The way you found it – if you please

I cannot understand – your taste

You must have acted – in wild haste

For if vicuna – was the booty

Or perchance – a cashmere beauty

I could see – whyfor the snatch

For it would be – a worthwhile catch

But what you GRABBED – was no great shake

And what you LEFT – I would not take

Your name is known – in many lands

For stealing – overtricks and hands

But I thought – you were confined

To robbing STRANGE – opponents blind

‘Cause never did I – once suspect

That coats of TEAMMATES – you collect

Or this flash – of kleptomania

Would touch a friend – from Pennsylvania!


RikitikiJanuary 2nd, 2009 at 3:38 pm

Your archives are unbelievable. Loved your response to Alan Truscott. I think

that everyone (knowing what a sensational writer Alan was) would love you to

post and share his original poem to Norman. Your blogs are very ‘different’ and you are resurrecting bridge history for us.

a little humor is appreciated with the start of 2009. My friend called very early New Year’s day to report a theft!!! Someone had broken into his home and stolen his coat. Alas, he had left it at the night before party. Some one should tell those coats that they need to go home with “them that brought em”.

jack mendelsohnJanuary 4th, 2009 at 3:50 am

Judy, What a delightful story. You guys really had some great times. I loved your poem. Also you were a saint to leave at 5am so Norman could watch a game. Too bad there were no VCR’s.

Gary M. MugfordJanuary 5th, 2009 at 7:30 am


My Alan Truscott story …
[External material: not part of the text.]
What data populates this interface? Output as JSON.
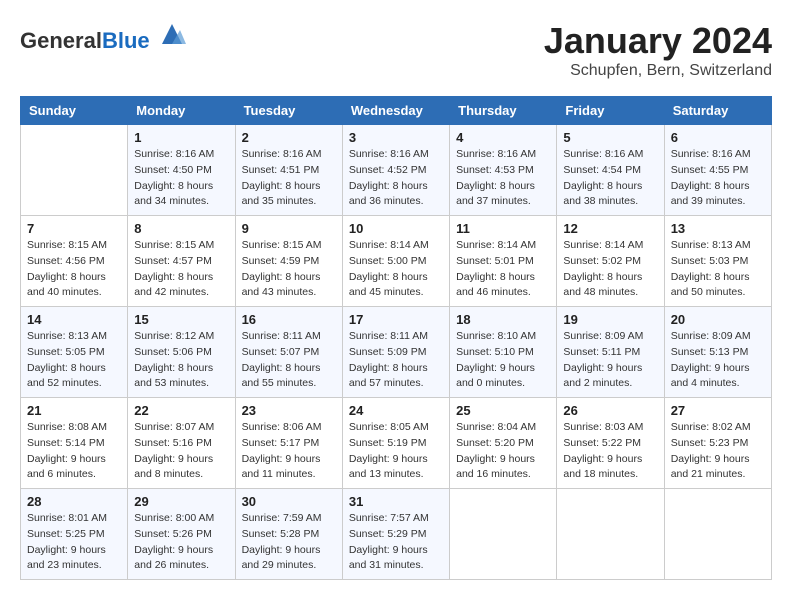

Alan and I were in the pressroom at a NABC in Buffalo. In the course of a conversation, Alan described something as plebeian. He pronounced it, pleh-BEE-an. I, of course, being brought up on the right side of the pond, errr, the left side of the ocean, knew the word was pronounced PLEEB-ee-an. After all, we call the rookie army cadets PLEEBS. I had him.

Since we had agreed to play an afternoon side game, the entry fees were put up as a bet. Thus proving how big a sucker I was. Alan always had a cabbage roll of ACBL scrip around to pay for entry fees and needed a free game naught at all. But the wager had to have some sort of pay-off and he was willing to take my money.

Of course, the only dictionary on hand proved to be a British one. Since the whole point of the exercise was, in fact, to prove American pronounciation, we went off to find another dictionary. Eventually we found a Webster’s and a New American. And naturally, in both, the offered the possibility of two spellings … and one pronounciation. Pleh-BEE-an.

I paid the fees. We had a pleasant game. I’m sure the twinkle in his eye was as much from putting me in my place as sitting in a bridge game.

All in all, it was far from a plebeian game.

Judy Kay-WolffJanuary 5th, 2009 at 2:08 pm

Gary: Loved your story and your style. If I didn’t know better, I would have flattered you

by saying ‘you should have been a writer!’